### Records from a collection

::::

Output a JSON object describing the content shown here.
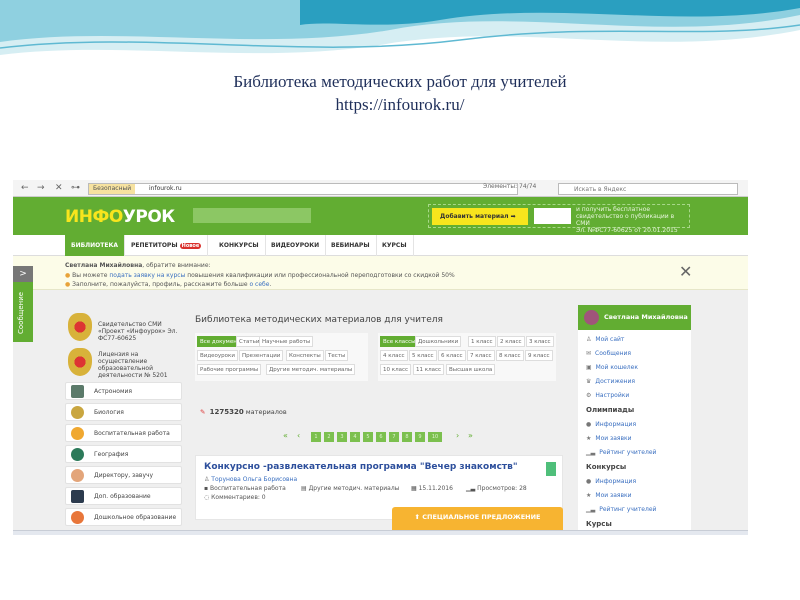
{
  "slide": {
    "title": "Библиотека методических работ для учителей",
    "url": "https://infourok.ru/"
  },
  "browser": {
    "back": "←",
    "forward": "→",
    "stop": "✕",
    "key": "⊶",
    "security_label": "Безопасный",
    "address": "infourok.ru",
    "find_label": "Элементы:",
    "find_count": "74/74",
    "search_placeholder": "Искать в Яндекс"
  },
  "header": {
    "logo_a": "ИНФО",
    "logo_b": "УРОК",
    "add_material": "Добавить материал ➡",
    "promo_text": [
      "и получить бесплатное",
      "свидетельство о публикации в СМИ",
      "Эл. №ФС77-60625 от 20.01.2015"
    ]
  },
  "nav": {
    "items": [
      "БИБЛИОТЕКА",
      "РЕПЕТИТОРЫ",
      "КОНКУРСЫ",
      "ВИДЕОУРОКИ",
      "ВЕБИНАРЫ",
      "КУРСЫ"
    ],
    "badge": "Новое"
  },
  "notice": {
    "name": "Светлана Михайловна",
    "intro": ", обратите внимание:",
    "line1_a": "Вы можете ",
    "line1_link": "подать заявку на курсы",
    "line1_b": " повышения квалификации или профессиональной переподготовки со скидкой 50%",
    "line2_a": "Заполните, пожалуйста, профиль, расскажите больше ",
    "line2_link": "о себе",
    "line2_b": "."
  },
  "side_tab": {
    "arrow": ">",
    "label": "Сообщение"
  },
  "left": {
    "cert1": [
      "Свидетельство СМИ",
      "«Проект «Инфоурок» Эл.",
      "ФС77-60625"
    ],
    "cert2": [
      "Лицензия на",
      "осуществление",
      "образовательной",
      "деятельности № 5201"
    ],
    "categories": [
      "Астрономия",
      "Биология",
      "Воспитательная работа",
      "География",
      "Директору, завучу",
      "Доп. образование",
      "Дошкольное образование"
    ]
  },
  "library": {
    "title": "Библиотека методических материалов для учителя",
    "types": [
      "Все документы",
      "Статьи",
      "Научные работы",
      "Видеоуроки",
      "Презентации",
      "Конспекты",
      "Тесты",
      "Рабочие программы",
      "Другие методич. материалы"
    ],
    "classes": [
      "Все классы",
      "Дошкольники",
      "1 класс",
      "2 класс",
      "3 класс",
      "4 класс",
      "5 класс",
      "6 класс",
      "7 класс",
      "8 класс",
      "9 класс",
      "10 класс",
      "11 класс",
      "Высшая школа"
    ],
    "count": "1275320",
    "count_label": " материалов",
    "pager": {
      "first": "«",
      "prev": "‹",
      "next": "›",
      "last": "»",
      "pages": [
        "1",
        "2",
        "3",
        "4",
        "5",
        "6",
        "7",
        "8",
        "9",
        "10"
      ]
    }
  },
  "card": {
    "title": "Конкурсно -развлекательная программа \"Вечер знакомств\"",
    "author": "Торунова Ольга Борисовна",
    "category": "Воспитательная работа",
    "type": "Другие методич. материалы",
    "date": "15.11.2016",
    "views": "Просмотров: 28",
    "comments": "Комментариев: 0"
  },
  "special_offer": "СПЕЦИАЛЬНОЕ ПРЕДЛОЖЕНИЕ",
  "profile": {
    "name": "Светлана Михайловна",
    "links": [
      "Мой сайт",
      "Сообщения",
      "Мой кошелек",
      "Достижения",
      "Настройки"
    ],
    "olympiads": {
      "title": "Олимпиады",
      "links": [
        "Информация",
        "Мои заявки",
        "Рейтинг учителей"
      ]
    },
    "contests": {
      "title": "Конкурсы",
      "links": [
        "Информация",
        "Мои заявки",
        "Рейтинг учителей"
      ]
    },
    "courses": {
      "title": "Курсы"
    }
  },
  "colors": {
    "green": "#62ad32",
    "yellow": "#f8e51d",
    "orange": "#f7b431",
    "link": "#3a6fc0"
  }
}
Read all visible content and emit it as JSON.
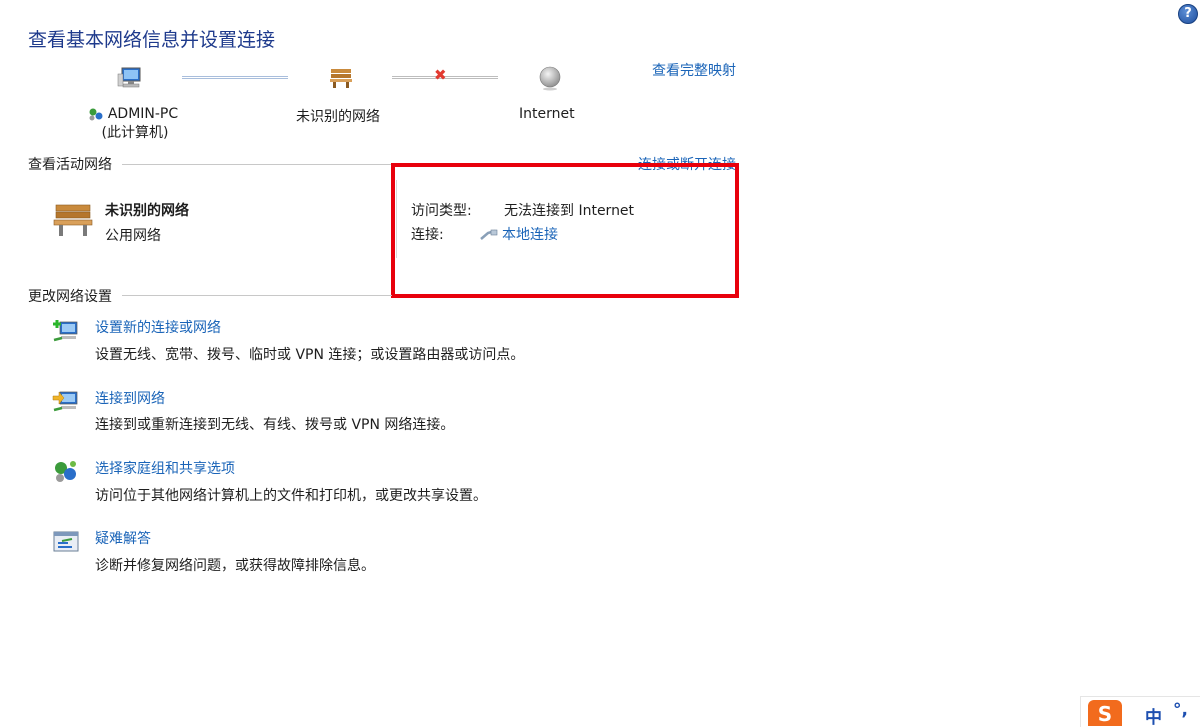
{
  "header": {
    "title": "查看基本网络信息并设置连接",
    "view_full_map": "查看完整映射",
    "help": "?"
  },
  "network_map": {
    "computer_name": "ADMIN-PC",
    "computer_sub": "(此计算机)",
    "network_name": "未识别的网络",
    "internet_label": "Internet",
    "status_icon": "x-icon"
  },
  "active_networks": {
    "section_title": "查看活动网络",
    "connect_disconnect": "连接或断开连接",
    "network": {
      "name": "未识别的网络",
      "category": "公用网络"
    },
    "access_type_label": "访问类型:",
    "access_type_value": "无法连接到 Internet",
    "connections_label": "连接:",
    "connections_value": "本地连接"
  },
  "change_settings": {
    "section_title": "更改网络设置",
    "tasks": [
      {
        "title": "设置新的连接或网络",
        "desc": "设置无线、宽带、拨号、临时或 VPN 连接；或设置路由器或访问点。",
        "icon": "new-connection-icon"
      },
      {
        "title": "连接到网络",
        "desc": "连接到或重新连接到无线、有线、拨号或 VPN 网络连接。",
        "icon": "connect-network-icon"
      },
      {
        "title": "选择家庭组和共享选项",
        "desc": "访问位于其他网络计算机上的文件和打印机，或更改共享设置。",
        "icon": "homegroup-icon"
      },
      {
        "title": "疑难解答",
        "desc": "诊断并修复网络问题，或获得故障排除信息。",
        "icon": "troubleshoot-icon"
      }
    ]
  },
  "ime": {
    "logo": "S",
    "mode": "中",
    "punct": "°,"
  },
  "colors": {
    "link": "#1a64b8",
    "title": "#1e3a8c",
    "highlight_box": "#e8000c"
  }
}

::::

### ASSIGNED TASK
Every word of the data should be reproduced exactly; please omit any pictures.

### SOLUTION
Output a JSON object describing the content shown here.
{
  "slide": {
    "title": "Библиотека методических работ для учителей",
    "url": "https://infourok.ru/"
  },
  "browser": {
    "back": "←",
    "forward": "→",
    "stop": "✕",
    "key": "⊶",
    "security_label": "Безопасный",
    "address": "infourok.ru",
    "find_label": "Элементы:",
    "find_count": "74/74",
    "search_placeholder": "Искать в Яндекс"
  },
  "header": {
    "logo_a": "ИНФО",
    "logo_b": "УРОК",
    "add_material": "Добавить материал ➡",
    "promo_text": [
      "и получить бесплатное",
      "свидетельство о публикации в СМИ",
      "Эл. №ФС77-60625 от 20.01.2015"
    ]
  },
  "nav": {
    "items": [
      "БИБЛИОТЕКА",
      "РЕПЕТИТОРЫ",
      "КОНКУРСЫ",
      "ВИДЕОУРОКИ",
      "ВЕБИНАРЫ",
      "КУРСЫ"
    ],
    "badge": "Новое"
  },
  "notice": {
    "name": "Светлана Михайловна",
    "intro": ", обратите внимание:",
    "line1_a": "Вы можете ",
    "line1_link": "подать заявку на курсы",
    "line1_b": " повышения квалификации или профессиональной переподготовки со скидкой 50%",
    "line2_a": "Заполните, пожалуйста, профиль, расскажите больше ",
    "line2_link": "о себе",
    "line2_b": "."
  },
  "side_tab": {
    "arrow": ">",
    "label": "Сообщение"
  },
  "left": {
    "cert1": [
      "Свидетельство СМИ",
      "«Проект «Инфоурок» Эл.",
      "ФС77-60625"
    ],
    "cert2": [
      "Лицензия на",
      "осуществление",
      "образовательной",
      "деятельности № 5201"
    ],
    "categories": [
      "Астрономия",
      "Биология",
      "Воспитательная работа",
      "География",
      "Директору, завучу",
      "Доп. образование",
      "Дошкольное образование"
    ]
  },
  "library": {
    "title": "Библиотека методических материалов для учителя",
    "types": [
      "Все документы",
      "Статьи",
      "Научные работы",
      "Видеоуроки",
      "Презентации",
      "Конспекты",
      "Тесты",
      "Рабочие программы",
      "Другие методич. материалы"
    ],
    "classes": [
      "Все классы",
      "Дошкольники",
      "1 класс",
      "2 класс",
      "3 класс",
      "4 класс",
      "5 класс",
      "6 класс",
      "7 класс",
      "8 класс",
      "9 класс",
      "10 класс",
      "11 класс",
      "Высшая школа"
    ],
    "count": "1275320",
    "count_label": " материалов",
    "pager": {
      "first": "«",
      "prev": "‹",
      "next": "›",
      "last": "»",
      "pages": [
        "1",
        "2",
        "3",
        "4",
        "5",
        "6",
        "7",
        "8",
        "9",
        "10"
      ]
    }
  },
  "card": {
    "title": "Конкурсно -развлекательная программа \"Вечер знакомств\"",
    "author": "Торунова Ольга Борисовна",
    "category": "Воспитательная работа",
    "type": "Другие методич. материалы",
    "date": "15.11.2016",
    "views": "Просмотров: 28",
    "comments": "Комментариев: 0"
  },
  "special_offer": "СПЕЦИАЛЬНОЕ ПРЕДЛОЖЕНИЕ",
  "profile": {
    "name": "Светлана Михайловна",
    "links": [
      "Мой сайт",
      "Сообщения",
      "Мой кошелек",
      "Достижения",
      "Настройки"
    ],
    "olympiads": {
      "title": "Олимпиады",
      "links": [
        "Информация",
        "Мои заявки",
        "Рейтинг учителей"
      ]
    },
    "contests": {
      "title": "Конкурсы",
      "links": [
        "Информация",
        "Мои заявки",
        "Рейтинг учителей"
      ]
    },
    "courses": {
      "title": "Курсы"
    }
  },
  "colors": {
    "green": "#62ad32",
    "yellow": "#f8e51d",
    "orange": "#f7b431",
    "link": "#3a6fc0"
  }
}
Read all visible content and emit it as JSON.
{
  "header": {
    "title": "查看基本网络信息并设置连接",
    "view_full_map": "查看完整映射",
    "help": "?"
  },
  "network_map": {
    "computer_name": "ADMIN-PC",
    "computer_sub": "(此计算机)",
    "network_name": "未识别的网络",
    "internet_label": "Internet",
    "status_icon": "x-icon"
  },
  "active_networks": {
    "section_title": "查看活动网络",
    "connect_disconnect": "连接或断开连接",
    "network": {
      "name": "未识别的网络",
      "category": "公用网络"
    },
    "access_type_label": "访问类型:",
    "access_type_value": "无法连接到 Internet",
    "connections_label": "连接:",
    "connections_value": "本地连接"
  },
  "change_settings": {
    "section_title": "更改网络设置",
    "tasks": [
      {
        "title": "设置新的连接或网络",
        "desc": "设置无线、宽带、拨号、临时或 VPN 连接；或设置路由器或访问点。",
        "icon": "new-connection-icon"
      },
      {
        "title": "连接到网络",
        "desc": "连接到或重新连接到无线、有线、拨号或 VPN 网络连接。",
        "icon": "connect-network-icon"
      },
      {
        "title": "选择家庭组和共享选项",
        "desc": "访问位于其他网络计算机上的文件和打印机，或更改共享设置。",
        "icon": "homegroup-icon"
      },
      {
        "title": "疑难解答",
        "desc": "诊断并修复网络问题，或获得故障排除信息。",
        "icon": "troubleshoot-icon"
      }
    ]
  },
  "ime": {
    "logo": "S",
    "mode": "中",
    "punct": "°,"
  },
  "colors": {
    "link": "#1a64b8",
    "title": "#1e3a8c",
    "highlight_box": "#e8000c"
  }
}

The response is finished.